Dolomite textures and porosity development in Trenton and Black River Formation (Middle Ordovician) HTD carbonate reservoirs, Appalachian Basin, USA

Christopher D. Laughrey and Jaime Kostelnik, Pennsylvania Geological Survey, Pittsburgh, PA 15222

Two distinct dolomite textures – planar and transitional to nonplanar – occur in fractured carbonate petroleum reservoirs of the Trenton and Black River Formations in the Appalachian basin. Planar dolomites consist of micron- to centimicron-sized, euhedral to subhedral crystals that selectively replace limestone matrix in all depositional facies. Less common planar-p and planar-e dolomite locally replace allochems, and rare planar-c dolomite fills pore space. Planar textures in peritidal facies might have formed during reflux and/or mixing zone diagenesis. Planar textures in subtidal facies likely formed in association with compaction-driven fluid flow in burial environments. Planar textures also occur where hydrothermal dolomite replaces limestone adjacent to fractures and faults.

Transitional to nonplanar dolomites are entirely hydrothermal. They consist of decimicron- to millimeter-sized crystals in fractured rocks adjacent to faults. Transitional and nonplanar-a dolomites occur as an obliterative replacement of allochems, matrix, and cement in limestones, and as neomorphic recrystallization of planar dolomite. Nonplanar (saddle) dolomite occurs as pore-lining and pore-filling cement.

Distinctive pore textures in Trenton and Black River reservoirs vary with carbonate rock type. Porosity is partially related to depositional texture in productive dolograinstones and dolopackstones. These rocks consist of planar-s to nonplanar-a and saddle dolomite. Mesoporosity is fabric selective, consisting of moldic and intercrystalline voids. Macroporosity is not fabric selective, and consists of small to medium vugs and fractures. Microporosity is both intercrystalline and intracrystalline. Porosity formed through a combination of fracturing, selective dissolution of allochems, and dissolution of calcite and dolomite cements.

Porosity in productive dolowackestones and dolomudstones is not fabric selective. Macroporosity consists of vugs, channels, fractures, and breccia. Vugs formed through selective dissolution of allochems followed by corrosive enlargement of the initial void. Vugs also formed through dissolution of calcite, dolomite and other cements. Channel, fracture, and breccia porosity developed in conjunction with hydraulic fracturing and brecciation by hydrothermal fluids. Some channel porosity formed through reopening stylolites.

Hydrothermal dolomitization accompanied porosity development in Trenton and Black River reservoirs. It did not provide or increase it. Porosity in all dolostones was modified by late-stage precipitation of nonplanar dolomite, calcite, quartz, feldspar, sulfides, sulfates, and oxides. Pyrobitumen lines and fills most pores.

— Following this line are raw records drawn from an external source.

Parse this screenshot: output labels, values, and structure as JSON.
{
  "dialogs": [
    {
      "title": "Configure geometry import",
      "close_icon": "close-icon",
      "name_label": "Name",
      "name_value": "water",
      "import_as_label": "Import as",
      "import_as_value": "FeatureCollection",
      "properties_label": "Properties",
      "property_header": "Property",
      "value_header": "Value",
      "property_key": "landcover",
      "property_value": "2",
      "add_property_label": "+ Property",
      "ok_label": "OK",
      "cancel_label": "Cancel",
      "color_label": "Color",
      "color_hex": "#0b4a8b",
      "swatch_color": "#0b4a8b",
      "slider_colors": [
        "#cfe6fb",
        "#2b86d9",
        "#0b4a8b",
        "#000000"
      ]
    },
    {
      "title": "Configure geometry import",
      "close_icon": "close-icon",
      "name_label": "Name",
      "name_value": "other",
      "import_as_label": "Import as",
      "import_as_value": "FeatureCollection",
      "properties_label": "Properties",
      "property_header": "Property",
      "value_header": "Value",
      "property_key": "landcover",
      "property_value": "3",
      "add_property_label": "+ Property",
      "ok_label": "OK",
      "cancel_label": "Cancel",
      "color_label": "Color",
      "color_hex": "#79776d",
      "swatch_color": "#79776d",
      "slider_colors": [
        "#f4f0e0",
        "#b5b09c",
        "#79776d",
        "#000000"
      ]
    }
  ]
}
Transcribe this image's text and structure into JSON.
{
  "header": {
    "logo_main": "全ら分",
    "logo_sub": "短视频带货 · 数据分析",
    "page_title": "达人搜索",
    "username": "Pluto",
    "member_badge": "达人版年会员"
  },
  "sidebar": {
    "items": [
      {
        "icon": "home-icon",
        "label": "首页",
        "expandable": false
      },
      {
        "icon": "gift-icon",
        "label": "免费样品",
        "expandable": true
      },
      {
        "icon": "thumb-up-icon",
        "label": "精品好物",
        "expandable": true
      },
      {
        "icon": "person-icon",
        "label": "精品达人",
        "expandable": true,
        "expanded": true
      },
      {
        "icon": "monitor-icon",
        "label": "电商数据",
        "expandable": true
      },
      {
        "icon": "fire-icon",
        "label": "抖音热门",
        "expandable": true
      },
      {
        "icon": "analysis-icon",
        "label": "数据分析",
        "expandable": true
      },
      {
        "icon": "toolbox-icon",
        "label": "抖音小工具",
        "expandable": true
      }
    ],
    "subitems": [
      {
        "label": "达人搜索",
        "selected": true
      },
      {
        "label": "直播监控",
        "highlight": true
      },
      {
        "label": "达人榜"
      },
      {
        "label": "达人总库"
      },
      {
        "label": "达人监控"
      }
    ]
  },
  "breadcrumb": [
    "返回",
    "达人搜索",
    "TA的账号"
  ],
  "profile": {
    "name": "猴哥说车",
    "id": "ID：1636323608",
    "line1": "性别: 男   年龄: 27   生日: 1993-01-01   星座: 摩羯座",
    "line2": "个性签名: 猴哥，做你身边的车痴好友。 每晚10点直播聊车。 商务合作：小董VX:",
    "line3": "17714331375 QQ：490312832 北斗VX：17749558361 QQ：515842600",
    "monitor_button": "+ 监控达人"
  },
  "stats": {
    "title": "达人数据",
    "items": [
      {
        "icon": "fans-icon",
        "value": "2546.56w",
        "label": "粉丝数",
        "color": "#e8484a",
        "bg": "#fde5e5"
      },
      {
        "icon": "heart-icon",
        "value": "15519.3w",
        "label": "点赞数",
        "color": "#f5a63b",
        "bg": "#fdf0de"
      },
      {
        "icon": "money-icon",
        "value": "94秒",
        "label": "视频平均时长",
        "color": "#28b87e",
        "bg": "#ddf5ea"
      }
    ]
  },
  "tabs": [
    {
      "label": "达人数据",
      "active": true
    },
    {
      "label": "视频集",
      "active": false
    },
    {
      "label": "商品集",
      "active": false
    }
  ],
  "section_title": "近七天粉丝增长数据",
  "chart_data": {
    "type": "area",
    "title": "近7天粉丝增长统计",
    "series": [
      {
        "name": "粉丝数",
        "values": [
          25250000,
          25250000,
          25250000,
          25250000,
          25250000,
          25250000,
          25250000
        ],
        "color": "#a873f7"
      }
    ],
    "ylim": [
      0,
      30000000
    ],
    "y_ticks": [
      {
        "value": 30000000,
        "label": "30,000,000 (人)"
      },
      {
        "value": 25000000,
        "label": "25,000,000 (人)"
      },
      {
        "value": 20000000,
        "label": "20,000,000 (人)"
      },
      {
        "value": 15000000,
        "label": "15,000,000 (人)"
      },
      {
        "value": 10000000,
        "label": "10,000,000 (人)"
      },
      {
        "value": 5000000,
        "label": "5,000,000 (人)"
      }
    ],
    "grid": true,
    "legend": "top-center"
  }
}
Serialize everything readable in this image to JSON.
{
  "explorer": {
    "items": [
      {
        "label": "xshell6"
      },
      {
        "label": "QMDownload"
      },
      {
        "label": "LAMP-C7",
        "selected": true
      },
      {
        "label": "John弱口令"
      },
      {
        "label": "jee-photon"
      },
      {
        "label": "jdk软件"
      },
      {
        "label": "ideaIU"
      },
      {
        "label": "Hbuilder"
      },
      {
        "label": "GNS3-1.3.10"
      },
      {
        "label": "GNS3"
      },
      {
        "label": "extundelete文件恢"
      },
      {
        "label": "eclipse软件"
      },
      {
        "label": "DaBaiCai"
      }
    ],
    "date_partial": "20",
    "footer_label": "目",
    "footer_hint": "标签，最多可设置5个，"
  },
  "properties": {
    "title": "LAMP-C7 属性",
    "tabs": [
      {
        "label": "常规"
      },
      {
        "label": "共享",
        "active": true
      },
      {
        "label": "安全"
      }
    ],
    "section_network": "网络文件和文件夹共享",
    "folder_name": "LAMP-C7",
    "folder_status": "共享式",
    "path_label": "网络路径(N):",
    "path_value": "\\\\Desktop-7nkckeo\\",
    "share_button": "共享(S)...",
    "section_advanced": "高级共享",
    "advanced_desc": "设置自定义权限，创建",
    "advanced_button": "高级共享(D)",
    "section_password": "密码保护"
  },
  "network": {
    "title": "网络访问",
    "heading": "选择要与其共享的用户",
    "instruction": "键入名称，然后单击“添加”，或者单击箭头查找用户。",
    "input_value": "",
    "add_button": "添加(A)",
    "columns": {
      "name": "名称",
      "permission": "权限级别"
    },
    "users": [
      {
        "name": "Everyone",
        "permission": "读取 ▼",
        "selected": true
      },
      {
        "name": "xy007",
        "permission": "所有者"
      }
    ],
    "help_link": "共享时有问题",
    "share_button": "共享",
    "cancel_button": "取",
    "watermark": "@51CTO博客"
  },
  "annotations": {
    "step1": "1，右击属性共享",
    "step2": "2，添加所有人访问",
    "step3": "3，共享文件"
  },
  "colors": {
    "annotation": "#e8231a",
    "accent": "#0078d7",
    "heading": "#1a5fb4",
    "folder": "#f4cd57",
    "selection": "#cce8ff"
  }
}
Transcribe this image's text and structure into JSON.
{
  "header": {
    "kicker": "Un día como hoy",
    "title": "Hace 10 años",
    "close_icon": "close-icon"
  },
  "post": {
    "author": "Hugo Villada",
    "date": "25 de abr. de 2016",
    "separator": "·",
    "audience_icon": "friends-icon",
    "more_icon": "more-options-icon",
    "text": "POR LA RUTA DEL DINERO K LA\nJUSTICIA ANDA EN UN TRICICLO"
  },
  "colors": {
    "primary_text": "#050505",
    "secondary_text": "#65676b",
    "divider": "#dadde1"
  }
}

AAPG © 2006 Abstract reprinted by permission of the AAPG, whose permission is required for further use. Poster presented at the 35th Annual Meeting of the Eastern Section of the American Association of Petroleum Geologists (AAPG), October 8-11, 2006, Buffalo, NY.